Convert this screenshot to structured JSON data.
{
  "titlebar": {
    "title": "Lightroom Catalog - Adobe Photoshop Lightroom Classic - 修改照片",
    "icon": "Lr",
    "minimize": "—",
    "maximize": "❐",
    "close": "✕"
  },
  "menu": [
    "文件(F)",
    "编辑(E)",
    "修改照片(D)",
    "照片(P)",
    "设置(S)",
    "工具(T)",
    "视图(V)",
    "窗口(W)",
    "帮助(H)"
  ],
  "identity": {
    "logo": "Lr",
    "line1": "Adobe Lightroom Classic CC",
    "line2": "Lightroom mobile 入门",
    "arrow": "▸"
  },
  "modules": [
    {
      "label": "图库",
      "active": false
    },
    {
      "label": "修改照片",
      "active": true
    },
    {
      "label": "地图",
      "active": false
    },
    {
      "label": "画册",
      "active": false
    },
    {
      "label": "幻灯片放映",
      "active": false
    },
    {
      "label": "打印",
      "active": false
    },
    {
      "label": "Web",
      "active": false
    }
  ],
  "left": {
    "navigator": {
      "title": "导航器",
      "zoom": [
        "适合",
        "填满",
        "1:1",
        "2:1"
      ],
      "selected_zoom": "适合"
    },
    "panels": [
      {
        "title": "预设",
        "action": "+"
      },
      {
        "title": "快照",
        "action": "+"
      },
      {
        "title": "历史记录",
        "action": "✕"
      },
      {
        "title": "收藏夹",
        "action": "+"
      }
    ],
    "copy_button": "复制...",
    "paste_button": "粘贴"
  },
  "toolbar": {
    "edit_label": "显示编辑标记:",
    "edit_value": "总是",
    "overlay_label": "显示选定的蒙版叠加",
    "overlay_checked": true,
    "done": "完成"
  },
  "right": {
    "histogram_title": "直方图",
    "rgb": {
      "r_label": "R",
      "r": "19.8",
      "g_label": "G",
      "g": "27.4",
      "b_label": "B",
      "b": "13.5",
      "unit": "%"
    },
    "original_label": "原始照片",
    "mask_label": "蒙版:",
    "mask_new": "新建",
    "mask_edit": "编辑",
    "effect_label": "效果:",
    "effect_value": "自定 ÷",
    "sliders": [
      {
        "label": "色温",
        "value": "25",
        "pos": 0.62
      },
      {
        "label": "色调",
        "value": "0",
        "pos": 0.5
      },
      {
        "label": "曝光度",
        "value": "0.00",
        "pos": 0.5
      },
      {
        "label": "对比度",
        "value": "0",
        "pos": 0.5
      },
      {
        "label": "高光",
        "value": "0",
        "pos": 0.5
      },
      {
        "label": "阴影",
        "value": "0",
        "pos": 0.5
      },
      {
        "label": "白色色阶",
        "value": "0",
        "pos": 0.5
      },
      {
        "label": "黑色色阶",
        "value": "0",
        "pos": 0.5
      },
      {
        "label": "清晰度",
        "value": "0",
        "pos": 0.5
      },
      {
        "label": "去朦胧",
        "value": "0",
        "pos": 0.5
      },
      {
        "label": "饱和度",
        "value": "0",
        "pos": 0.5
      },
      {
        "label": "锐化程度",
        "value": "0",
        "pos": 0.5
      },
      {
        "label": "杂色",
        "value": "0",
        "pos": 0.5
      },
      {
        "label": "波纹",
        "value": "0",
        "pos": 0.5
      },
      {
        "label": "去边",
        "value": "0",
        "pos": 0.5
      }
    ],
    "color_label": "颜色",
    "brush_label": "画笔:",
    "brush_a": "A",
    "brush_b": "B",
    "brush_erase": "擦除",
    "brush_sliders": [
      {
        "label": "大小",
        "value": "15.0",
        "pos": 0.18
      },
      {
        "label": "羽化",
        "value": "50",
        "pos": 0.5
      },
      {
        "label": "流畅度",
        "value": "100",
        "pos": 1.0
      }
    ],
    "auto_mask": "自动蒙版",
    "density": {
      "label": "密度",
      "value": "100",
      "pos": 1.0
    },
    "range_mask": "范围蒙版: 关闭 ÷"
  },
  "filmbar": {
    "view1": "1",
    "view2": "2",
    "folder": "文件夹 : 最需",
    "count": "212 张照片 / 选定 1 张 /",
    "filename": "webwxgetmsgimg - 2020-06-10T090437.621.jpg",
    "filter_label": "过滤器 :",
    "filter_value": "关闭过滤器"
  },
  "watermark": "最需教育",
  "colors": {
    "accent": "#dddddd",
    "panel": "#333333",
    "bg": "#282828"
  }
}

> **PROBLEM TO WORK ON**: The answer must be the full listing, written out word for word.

> **ANSWER SECTION**:
Convert this screenshot to structured JSON data.
{
  "titlebar": {
    "title": "Lightroom Catalog - Adobe Photoshop Lightroom Classic - 修改照片",
    "icon": "Lr",
    "minimize": "—",
    "maximize": "❐",
    "close": "✕"
  },
  "menu": [
    "文件(F)",
    "编辑(E)",
    "修改照片(D)",
    "照片(P)",
    "设置(S)",
    "工具(T)",
    "视图(V)",
    "窗口(W)",
    "帮助(H)"
  ],
  "identity": {
    "logo": "Lr",
    "line1": "Adobe Lightroom Classic CC",
    "line2": "Lightroom mobile 入门",
    "arrow": "▸"
  },
  "modules": [
    {
      "label": "图库",
      "active": false
    },
    {
      "label": "修改照片",
      "active": true
    },
    {
      "label": "地图",
      "active": false
    },
    {
      "label": "画册",
      "active": false
    },
    {
      "label": "幻灯片放映",
      "active": false
    },
    {
      "label": "打印",
      "active": false
    },
    {
      "label": "Web",
      "active": false
    }
  ],
  "left": {
    "navigator": {
      "title": "导航器",
      "zoom": [
        "适合",
        "填满",
        "1:1",
        "2:1"
      ],
      "selected_zoom": "适合"
    },
    "panels": [
      {
        "title": "预设",
        "action": "+"
      },
      {
        "title": "快照",
        "action": "+"
      },
      {
        "title": "历史记录",
        "action": "✕"
      },
      {
        "title": "收藏夹",
        "action": "+"
      }
    ],
    "copy_button": "复制...",
    "paste_button": "粘贴"
  },
  "toolbar": {
    "edit_label": "显示编辑标记:",
    "edit_value": "总是",
    "overlay_label": "显示选定的蒙版叠加",
    "overlay_checked": true,
    "done": "完成"
  },
  "right": {
    "histogram_title": "直方图",
    "rgb": {
      "r_label": "R",
      "r": "19.8",
      "g_label": "G",
      "g": "27.4",
      "b_label": "B",
      "b": "13.5",
      "unit": "%"
    },
    "original_label": "原始照片",
    "mask_label": "蒙版:",
    "mask_new": "新建",
    "mask_edit": "编辑",
    "effect_label": "效果:",
    "effect_value": "自定 ÷",
    "sliders": [
      {
        "label": "色温",
        "value": "25",
        "pos": 0.62
      },
      {
        "label": "色调",
        "value": "0",
        "pos": 0.5
      },
      {
        "label": "曝光度",
        "value": "0.00",
        "pos": 0.5
      },
      {
        "label": "对比度",
        "value": "0",
        "pos": 0.5
      },
      {
        "label": "高光",
        "value": "0",
        "pos": 0.5
      },
      {
        "label": "阴影",
        "value": "0",
        "pos": 0.5
      },
      {
        "label": "白色色阶",
        "value": "0",
        "pos": 0.5
      },
      {
        "label": "黑色色阶",
        "value": "0",
        "pos": 0.5
      },
      {
        "label": "清晰度",
        "value": "0",
        "pos": 0.5
      },
      {
        "label": "去朦胧",
        "value": "0",
        "pos": 0.5
      },
      {
        "label": "饱和度",
        "value": "0",
        "pos": 0.5
      },
      {
        "label": "锐化程度",
        "value": "0",
        "pos": 0.5
      },
      {
        "label": "杂色",
        "value": "0",
        "pos": 0.5
      },
      {
        "label": "波纹",
        "value": "0",
        "pos": 0.5
      },
      {
        "label": "去边",
        "value": "0",
        "pos": 0.5
      }
    ],
    "color_label": "颜色",
    "brush_label": "画笔:",
    "brush_a": "A",
    "brush_b": "B",
    "brush_erase": "擦除",
    "brush_sliders": [
      {
        "label": "大小",
        "value": "15.0",
        "pos": 0.18
      },
      {
        "label": "羽化",
        "value": "50",
        "pos": 0.5
      },
      {
        "label": "流畅度",
        "value": "100",
        "pos": 1.0
      }
    ],
    "auto_mask": "自动蒙版",
    "density": {
      "label": "密度",
      "value": "100",
      "pos": 1.0
    },
    "range_mask": "范围蒙版: 关闭 ÷"
  },
  "filmbar": {
    "view1": "1",
    "view2": "2",
    "folder": "文件夹 : 最需",
    "count": "212 张照片 / 选定 1 张 /",
    "filename": "webwxgetmsgimg - 2020-06-10T090437.621.jpg",
    "filter_label": "过滤器 :",
    "filter_value": "关闭过滤器"
  },
  "watermark": "最需教育",
  "colors": {
    "accent": "#dddddd",
    "panel": "#333333",
    "bg": "#282828"
  }
}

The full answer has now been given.